» **Task statement**: Search the records for the string "icon", and show each line where it appears.

» **Source data**:
===
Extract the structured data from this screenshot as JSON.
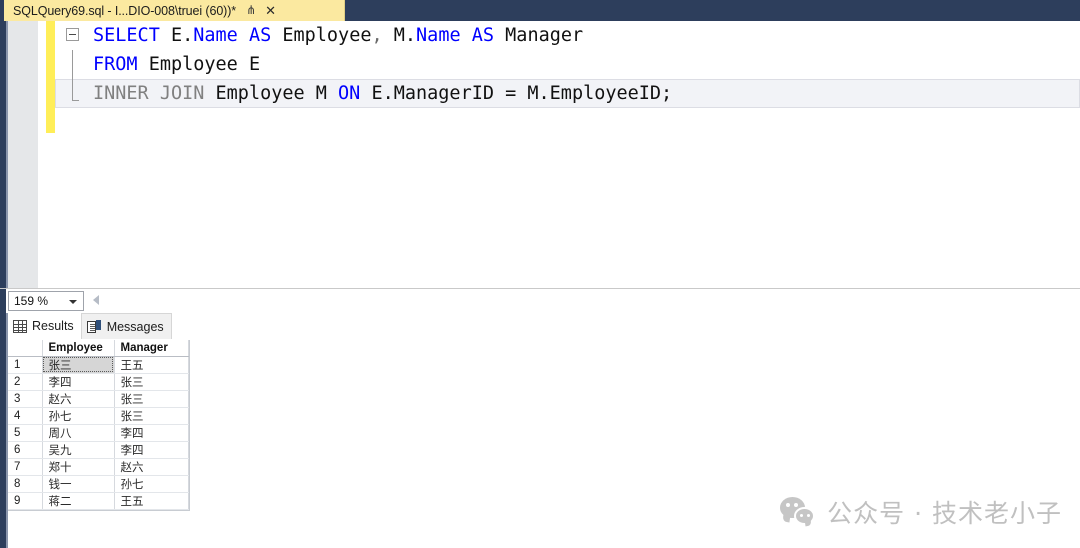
{
  "window": {
    "tab": {
      "title": "SQLQuery69.sql - I...DIO-008\\truei (60))*",
      "pin_icon": "pin-icon",
      "close_icon": "close-icon"
    }
  },
  "editor": {
    "lines": [
      {
        "tokens": [
          {
            "t": "SELECT",
            "c": "kw"
          },
          {
            "t": " E.",
            "c": ""
          },
          {
            "t": "Name",
            "c": "kw"
          },
          {
            "t": " ",
            "c": ""
          },
          {
            "t": "AS",
            "c": "kw"
          },
          {
            "t": " Employee",
            "c": ""
          },
          {
            "t": ",",
            "c": "punct"
          },
          {
            "t": " M.",
            "c": ""
          },
          {
            "t": "Name",
            "c": "kw"
          },
          {
            "t": " ",
            "c": ""
          },
          {
            "t": "AS",
            "c": "kw"
          },
          {
            "t": " Manager",
            "c": ""
          }
        ]
      },
      {
        "tokens": [
          {
            "t": "FROM",
            "c": "kw"
          },
          {
            "t": " Employee E",
            "c": ""
          }
        ]
      },
      {
        "tokens": [
          {
            "t": "INNER JOIN",
            "c": "gray"
          },
          {
            "t": " Employee M ",
            "c": ""
          },
          {
            "t": "ON",
            "c": "kw"
          },
          {
            "t": " E.ManagerID = M.EmployeeID;",
            "c": ""
          }
        ]
      }
    ],
    "outline_collapse_icon": "collapse-minus-icon"
  },
  "zoombar": {
    "zoom_value": "159 %",
    "dropdown_icon": "chevron-down-icon",
    "scroll_left_icon": "scroll-left-arrow-icon"
  },
  "results_pane": {
    "tabs": [
      {
        "label": "Results",
        "icon": "grid-icon",
        "active": true
      },
      {
        "label": "Messages",
        "icon": "messages-icon",
        "active": false
      }
    ],
    "grid": {
      "columns": [
        "",
        "Employee",
        "Manager"
      ],
      "rows": [
        {
          "n": "1",
          "employee": "张三",
          "manager": "王五",
          "selected": true
        },
        {
          "n": "2",
          "employee": "李四",
          "manager": "张三",
          "selected": false
        },
        {
          "n": "3",
          "employee": "赵六",
          "manager": "张三",
          "selected": false
        },
        {
          "n": "4",
          "employee": "孙七",
          "manager": "张三",
          "selected": false
        },
        {
          "n": "5",
          "employee": "周八",
          "manager": "李四",
          "selected": false
        },
        {
          "n": "6",
          "employee": "吴九",
          "manager": "李四",
          "selected": false
        },
        {
          "n": "7",
          "employee": "郑十",
          "manager": "赵六",
          "selected": false
        },
        {
          "n": "8",
          "employee": "钱一",
          "manager": "孙七",
          "selected": false
        },
        {
          "n": "9",
          "employee": "蒋二",
          "manager": "王五",
          "selected": false
        }
      ]
    }
  },
  "watermark": {
    "icon": "wechat-icon",
    "text": "公众号 · 技术老小子"
  },
  "colors": {
    "chrome": "#2d3e5c",
    "tab_active": "#fbe9a0",
    "keyword": "#0000ff",
    "change_bar": "#ffee58",
    "selected_cell": "#d6d6d6"
  }
}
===
» **Answer space**:
      "pin_icon": "pin-icon",
      "close_icon": "close-icon"
    "outline_collapse_icon": "collapse-minus-icon"
    "dropdown_icon": "chevron-down-icon",
    "scroll_left_icon": "scroll-left-arrow-icon"
        "icon": "grid-icon",
        "icon": "messages-icon",
    "icon": "wechat-icon",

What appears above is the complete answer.